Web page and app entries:
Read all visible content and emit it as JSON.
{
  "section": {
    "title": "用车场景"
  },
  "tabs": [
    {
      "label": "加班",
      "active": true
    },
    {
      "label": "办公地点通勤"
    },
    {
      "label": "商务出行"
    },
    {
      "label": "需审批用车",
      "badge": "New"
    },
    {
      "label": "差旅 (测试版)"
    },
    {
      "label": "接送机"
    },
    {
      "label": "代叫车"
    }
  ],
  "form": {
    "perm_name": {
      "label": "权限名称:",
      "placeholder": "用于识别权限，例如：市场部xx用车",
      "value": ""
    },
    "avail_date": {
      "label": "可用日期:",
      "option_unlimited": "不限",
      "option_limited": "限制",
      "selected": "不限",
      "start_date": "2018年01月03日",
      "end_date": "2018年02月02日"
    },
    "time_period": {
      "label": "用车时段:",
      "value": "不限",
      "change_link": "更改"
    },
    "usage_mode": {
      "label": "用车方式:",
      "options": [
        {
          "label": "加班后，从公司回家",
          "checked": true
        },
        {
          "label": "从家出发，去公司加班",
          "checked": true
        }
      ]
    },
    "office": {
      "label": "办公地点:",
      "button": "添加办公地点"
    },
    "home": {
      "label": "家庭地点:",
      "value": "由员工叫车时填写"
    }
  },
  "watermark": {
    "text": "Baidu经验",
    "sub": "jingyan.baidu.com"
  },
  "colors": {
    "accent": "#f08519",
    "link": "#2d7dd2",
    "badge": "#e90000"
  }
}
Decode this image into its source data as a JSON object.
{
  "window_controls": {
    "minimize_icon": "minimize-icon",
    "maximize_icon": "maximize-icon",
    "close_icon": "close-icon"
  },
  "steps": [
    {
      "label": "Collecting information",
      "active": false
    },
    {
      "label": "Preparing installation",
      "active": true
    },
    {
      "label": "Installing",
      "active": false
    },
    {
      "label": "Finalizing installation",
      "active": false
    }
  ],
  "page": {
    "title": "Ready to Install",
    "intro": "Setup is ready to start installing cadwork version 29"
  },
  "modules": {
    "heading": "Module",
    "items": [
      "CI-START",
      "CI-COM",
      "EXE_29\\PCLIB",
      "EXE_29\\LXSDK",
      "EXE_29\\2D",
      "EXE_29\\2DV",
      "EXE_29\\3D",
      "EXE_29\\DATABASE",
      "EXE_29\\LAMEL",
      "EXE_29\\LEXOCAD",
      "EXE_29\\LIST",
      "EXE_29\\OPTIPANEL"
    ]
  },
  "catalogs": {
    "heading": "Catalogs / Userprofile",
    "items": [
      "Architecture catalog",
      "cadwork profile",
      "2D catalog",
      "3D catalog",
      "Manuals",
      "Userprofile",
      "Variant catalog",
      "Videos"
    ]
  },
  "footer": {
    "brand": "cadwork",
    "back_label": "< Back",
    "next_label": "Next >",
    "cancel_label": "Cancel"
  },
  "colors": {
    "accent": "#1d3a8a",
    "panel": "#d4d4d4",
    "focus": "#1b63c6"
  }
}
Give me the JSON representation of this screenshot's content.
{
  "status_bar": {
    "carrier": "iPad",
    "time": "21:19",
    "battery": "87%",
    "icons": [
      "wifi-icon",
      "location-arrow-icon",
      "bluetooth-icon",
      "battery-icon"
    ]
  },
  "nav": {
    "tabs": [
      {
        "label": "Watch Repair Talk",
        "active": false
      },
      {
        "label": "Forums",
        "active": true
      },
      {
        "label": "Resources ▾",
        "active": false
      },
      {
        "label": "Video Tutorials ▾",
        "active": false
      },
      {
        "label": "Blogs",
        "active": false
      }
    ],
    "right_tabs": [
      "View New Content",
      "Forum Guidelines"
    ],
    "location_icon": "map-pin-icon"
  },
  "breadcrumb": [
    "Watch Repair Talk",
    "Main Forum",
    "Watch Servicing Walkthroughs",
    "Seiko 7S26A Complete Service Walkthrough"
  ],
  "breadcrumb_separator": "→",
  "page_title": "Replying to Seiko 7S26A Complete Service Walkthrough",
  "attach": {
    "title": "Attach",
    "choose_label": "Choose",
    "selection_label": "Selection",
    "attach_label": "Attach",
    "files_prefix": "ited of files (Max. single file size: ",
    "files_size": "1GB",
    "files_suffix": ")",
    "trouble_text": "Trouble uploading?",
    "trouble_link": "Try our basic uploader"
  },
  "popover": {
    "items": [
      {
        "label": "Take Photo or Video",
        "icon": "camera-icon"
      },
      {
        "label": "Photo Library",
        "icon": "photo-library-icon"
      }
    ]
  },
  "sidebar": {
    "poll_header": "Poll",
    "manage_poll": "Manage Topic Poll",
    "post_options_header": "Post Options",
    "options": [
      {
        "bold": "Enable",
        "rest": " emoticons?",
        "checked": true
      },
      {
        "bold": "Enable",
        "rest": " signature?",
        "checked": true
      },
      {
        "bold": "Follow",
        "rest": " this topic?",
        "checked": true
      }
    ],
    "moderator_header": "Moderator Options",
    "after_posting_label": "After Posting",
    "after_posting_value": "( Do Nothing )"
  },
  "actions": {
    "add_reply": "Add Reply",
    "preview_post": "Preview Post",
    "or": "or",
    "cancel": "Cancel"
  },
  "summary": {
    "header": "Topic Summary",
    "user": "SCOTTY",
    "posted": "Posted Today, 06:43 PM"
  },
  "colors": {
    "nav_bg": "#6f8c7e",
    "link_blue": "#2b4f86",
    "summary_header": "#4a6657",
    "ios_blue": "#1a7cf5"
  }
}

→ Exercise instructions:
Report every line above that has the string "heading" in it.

→ Exercise solution:
    "heading": "Module",
    "heading": "Catalogs / Userprofile",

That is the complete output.